  26. Anything can be a key: a piece of wire, / a safety pin, laughter (Richard Garcia).
  27. We are young despite the years / We are concern, we are hope despite the times (R.E.M.).
  28. For fingers came first, before grubbing after money, / and our fingers speak the language of Guitar.
  29. no one’s impressed by caution, / or sprawls on the couch reading books about it.
  30. It only looks like leaving to someone standing still.
  31. Since Life is our sister, / Death is our sister. / All we can do, like salmon, / is know the ocean before returning home.
  32. Throb, baffled and curious brain!

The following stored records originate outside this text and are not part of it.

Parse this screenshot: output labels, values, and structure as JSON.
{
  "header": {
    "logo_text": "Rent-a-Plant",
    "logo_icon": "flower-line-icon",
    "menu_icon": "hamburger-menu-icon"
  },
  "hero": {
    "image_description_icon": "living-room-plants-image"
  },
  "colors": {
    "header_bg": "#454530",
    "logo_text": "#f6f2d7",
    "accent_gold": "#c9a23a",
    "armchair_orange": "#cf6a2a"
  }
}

Throw our questions and answers! (Walt Whitman).
  33. Lie on your back on stone, / the stone carved to fit / the shape of yourself. / Who made it like this, / knowing that I would be along / in a million years and look / at the sky being blue forever? (Simon Ortiz).
  34. Who wouldn’t be an eagle? Who hasn’t looked at what they love / and felt a lifting, or gliding, or plunge?
  35. When I moved away to Utah, she sent me a note: / “That’s probably a crazy place. / But you’re there now, so be about finding / instead of looking back. / I figure you know what I mean.”
  36. “What do you do for a living?” is a complicated question / since for a living and for money aren’t the same. / Living means a shoreline is better than a bank vault— / all those deposits of driftwood— / and wealth is measured / by the vivid moments in your life.
  37. Art is the means we have of undoing the damage of haste. It’s what everything else isn’t (Theodore Roethke).
  38. Give praise with the spider who builds a city out of her toes (Anne Sexton).
  39. Praise with an ice cube for it will hold up miniature polar bears for a second (Anne Sexton).
  40. If your mood swings hot and cold, / it probably means you’re a Toaster.
  41. If people always call you tasty, / you’re probably Bread.
  42. The whole populous of Toronto will take a shower with the whole populous of Buffalo in Niagara Falls (Scott Poole).
  43. Oh body, be glad. / You are good goods (Anne Sexton).
  44. beauty is twice / beauty / and what is good is doubly / good / when it is a matter of two socks / made of wool / in winter (Pablo Neruda).
  45. Somewhere in your city there’s a rooftop / and on that rooftop a garden / and in that garden is a color / no one’s ever named. / This isn’t a test. / And you won’t gain any money. / But let’s say choosing that color’s name / is up to you—
  46. Do you know how many good men live in this world? Too many to count! (Sherman Alexie).
  47. Fire leaps up from the kindling first / and always needs new branches; / no story the wind tells goes straight to one conclusion; / when dancers arrive, play music. Even with abandon.
  48. It’s the end of the world as we know it, and I feel fine (R.E.M.).



Rob CarneyRob Carney’s fourth book, 88 Maps, was published by Lost Horse Press (distribution by University of Washington Press). Previous books and chapbooks include Story Problems and Weather Report, both from Somondoco Press.
Read poetry by Rob Carney appearing in 6th Annual Contest Finalist, 4th Annual Contest Winner, and Issue 30. And listen to a new radio interview with Rob Carney, and here’s an older radio interview.

Photo of stained glass at chapel by msandersmusic, courtesy Pixabay. is the first online literary journal of place, publishing award-winning literature, art, editorials, and community case studies since 1998.